Last week, I started my review of the writers groups to which I belong. All two of them. I belong to only two because I can’t afford more, in either time or money. Last week, I talked about the National Press Club (NPC), which at $562 a year is quite pricy. This week, I’ll cover the American Society of Journalists and Authors (ASJA), which at $195 is well worth the price.
Unlike the NPC, which virtually everyone knows, the ASJA has a lower profile. I, at least, had never heard of it until a colleague of mine mentioned it. It’s been around for more than 50 years, however, and bills itself as “the nation’s professional organization of independent non-fiction writers.” My friend had found its annual conference, held in New York City, to be worthwhile, with lots of great networking and professional development opportunities. I decided to join in order to go to the conference.

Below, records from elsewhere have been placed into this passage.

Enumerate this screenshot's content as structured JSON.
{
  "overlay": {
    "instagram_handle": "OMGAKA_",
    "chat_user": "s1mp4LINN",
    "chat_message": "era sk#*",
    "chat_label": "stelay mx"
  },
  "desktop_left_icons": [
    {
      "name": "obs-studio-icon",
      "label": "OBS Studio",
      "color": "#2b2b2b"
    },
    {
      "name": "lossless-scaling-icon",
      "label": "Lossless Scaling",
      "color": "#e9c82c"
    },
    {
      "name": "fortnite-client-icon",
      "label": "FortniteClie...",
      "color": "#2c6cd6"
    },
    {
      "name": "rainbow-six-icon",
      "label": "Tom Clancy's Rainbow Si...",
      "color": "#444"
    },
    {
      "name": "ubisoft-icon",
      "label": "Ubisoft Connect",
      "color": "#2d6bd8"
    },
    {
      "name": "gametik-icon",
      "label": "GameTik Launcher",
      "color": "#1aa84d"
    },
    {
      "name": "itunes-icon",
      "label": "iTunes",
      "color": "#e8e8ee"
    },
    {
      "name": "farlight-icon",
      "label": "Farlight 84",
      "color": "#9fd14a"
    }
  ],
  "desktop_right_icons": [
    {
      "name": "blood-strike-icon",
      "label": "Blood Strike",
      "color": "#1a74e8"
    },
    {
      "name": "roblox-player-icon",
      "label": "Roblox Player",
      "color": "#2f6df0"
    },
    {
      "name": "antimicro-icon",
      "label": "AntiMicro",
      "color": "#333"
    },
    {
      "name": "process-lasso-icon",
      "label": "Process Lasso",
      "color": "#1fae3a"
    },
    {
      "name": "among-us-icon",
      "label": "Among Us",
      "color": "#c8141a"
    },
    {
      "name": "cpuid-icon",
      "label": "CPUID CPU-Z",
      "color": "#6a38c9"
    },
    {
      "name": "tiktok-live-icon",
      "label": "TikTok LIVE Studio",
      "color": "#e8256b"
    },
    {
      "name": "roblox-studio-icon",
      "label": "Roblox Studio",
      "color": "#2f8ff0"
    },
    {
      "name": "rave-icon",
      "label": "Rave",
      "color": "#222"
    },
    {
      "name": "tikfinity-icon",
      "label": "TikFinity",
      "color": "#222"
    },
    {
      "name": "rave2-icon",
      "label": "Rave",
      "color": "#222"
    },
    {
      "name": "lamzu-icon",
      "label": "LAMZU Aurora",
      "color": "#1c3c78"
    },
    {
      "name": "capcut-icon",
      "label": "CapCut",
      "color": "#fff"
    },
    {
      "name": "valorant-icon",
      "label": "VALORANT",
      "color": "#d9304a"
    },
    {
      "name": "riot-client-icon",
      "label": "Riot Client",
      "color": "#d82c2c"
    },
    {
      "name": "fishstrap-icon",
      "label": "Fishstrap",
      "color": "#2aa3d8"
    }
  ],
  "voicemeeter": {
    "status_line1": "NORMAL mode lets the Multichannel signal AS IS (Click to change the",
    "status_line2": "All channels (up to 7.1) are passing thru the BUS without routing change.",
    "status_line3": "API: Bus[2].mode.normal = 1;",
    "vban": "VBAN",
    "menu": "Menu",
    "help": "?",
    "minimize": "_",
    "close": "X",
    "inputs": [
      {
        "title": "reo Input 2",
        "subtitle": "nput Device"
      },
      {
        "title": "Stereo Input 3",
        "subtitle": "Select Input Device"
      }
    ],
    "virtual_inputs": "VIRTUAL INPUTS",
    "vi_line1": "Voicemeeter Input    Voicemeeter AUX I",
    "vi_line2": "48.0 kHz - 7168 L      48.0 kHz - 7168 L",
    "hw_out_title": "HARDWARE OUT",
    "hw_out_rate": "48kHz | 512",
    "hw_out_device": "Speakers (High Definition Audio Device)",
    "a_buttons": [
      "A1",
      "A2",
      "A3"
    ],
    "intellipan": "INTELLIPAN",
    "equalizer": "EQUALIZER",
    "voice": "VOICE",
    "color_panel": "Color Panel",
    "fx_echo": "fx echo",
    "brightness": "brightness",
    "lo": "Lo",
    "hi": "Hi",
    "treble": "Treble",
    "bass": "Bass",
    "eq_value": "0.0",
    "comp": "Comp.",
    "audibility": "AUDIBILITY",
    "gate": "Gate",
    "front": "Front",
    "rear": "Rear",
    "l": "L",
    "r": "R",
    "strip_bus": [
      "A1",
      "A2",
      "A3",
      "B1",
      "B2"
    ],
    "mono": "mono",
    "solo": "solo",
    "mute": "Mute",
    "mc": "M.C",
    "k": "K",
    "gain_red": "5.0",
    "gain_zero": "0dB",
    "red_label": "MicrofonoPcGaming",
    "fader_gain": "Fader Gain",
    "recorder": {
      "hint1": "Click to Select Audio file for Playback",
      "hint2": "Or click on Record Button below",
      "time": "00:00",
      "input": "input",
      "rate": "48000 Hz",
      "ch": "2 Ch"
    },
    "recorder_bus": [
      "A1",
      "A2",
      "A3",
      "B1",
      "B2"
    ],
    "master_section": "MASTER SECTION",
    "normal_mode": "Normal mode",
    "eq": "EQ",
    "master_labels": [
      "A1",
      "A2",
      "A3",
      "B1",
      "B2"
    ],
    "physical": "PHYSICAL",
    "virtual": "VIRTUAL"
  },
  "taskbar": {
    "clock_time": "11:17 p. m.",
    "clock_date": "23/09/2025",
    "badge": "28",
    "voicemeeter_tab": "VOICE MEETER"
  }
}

It’s going on three years now, and I still haven’t made it to the annual conference. The first year, I had to choose between the conference and a free trip to Hawaii. (No brainer!) Last year, the choice was between the conference and opening night of my son’s high school musical, in which he had the lead role. (Parental guilt pangs won out.)
And yet, I’ve still gotten a lot out of my ASJA membership.
Because it targets freelance writers, ASJA seems a better fit for me. Most of the services are practical, offering help with the day-to-day challenges of freelancing. Although its website, like the NPC’s, is poorly designed, it contains some very interesting resources if you poke around a bit. (Note: these are mostly in the walled-off “members only” area.) There’s a section where members list what they’ve been paid for certain jobs – a great resource when I’m at a loss for how to price a particular project. The trouble is, the search function on this doesn’t work very well, so I end up manually looking through all the submissions. There’s another section where writers spread the word about publications that have stiffed them on payment. Again, very useful information.
They also have a contracts committee that reports on the latest trends and things to watch out for in legal agreements. I have written to the committee chairman, an attorney, several times with questions about contracts and copyright law. He has always responded with very detailed answers and advice (although with the caveat that this is not official, legal advice). Again, this is stuff that hits me where I live, every day.
I’ve also found work through ASJA. If you request it, the organization automatically sends e-mails on freelance opportunities. I don’t have to worry about hunting around on its website for find a jobs board.
ASJA also publishes a monthly newsletter that usually has at least some articles of interest. How to get into particular niches, like ghostwriting or medical writing, for example, including how much they pay. Each issue has an interview of an editor at a magazine that uses freelancers. The piece usually covers what type of pitches the editor looks for, the best way to reach him or her and what the magazine pays for freelance work.
Even though I have yet to attend its annual conference, I did go to one ASJA-sponsored conference, and it turned out to be the single most valuable event I’ve attended in my freelance career. Sponsored by ASJA and the John S. Knight Fellowships, “The Future of Freelancing” was not just informative and inspiring, but gave practical advice on how we freelancers can survive and thrive in the new era of digital journalism. The information, and the camaraderie, was great. (I blogged enthusiastically about it last summer.)
As for the annual conference, three’s got to be the charm. I don’t expect another free trip, and my only child is off to college. Meanwhile, there is a local ASJA chapter in my area, and we meet periodically. It’s a great networking event. We all talk about our latest jobs, the state of the profession, good and bad experiences with various clients. It’s invigorating to talk with others who are enthusiastic about what they do. I always come away with a list of about a dozen things to follow-up on.
While ASJA isn’t perfect, it’s well worth the money. I’m still looking in vain, for example, for a writers organization that offers reasonably priced training in digital journalism skills — things like podcasting, video reporting, even basic programming skills. If you’ve found such a source, please share!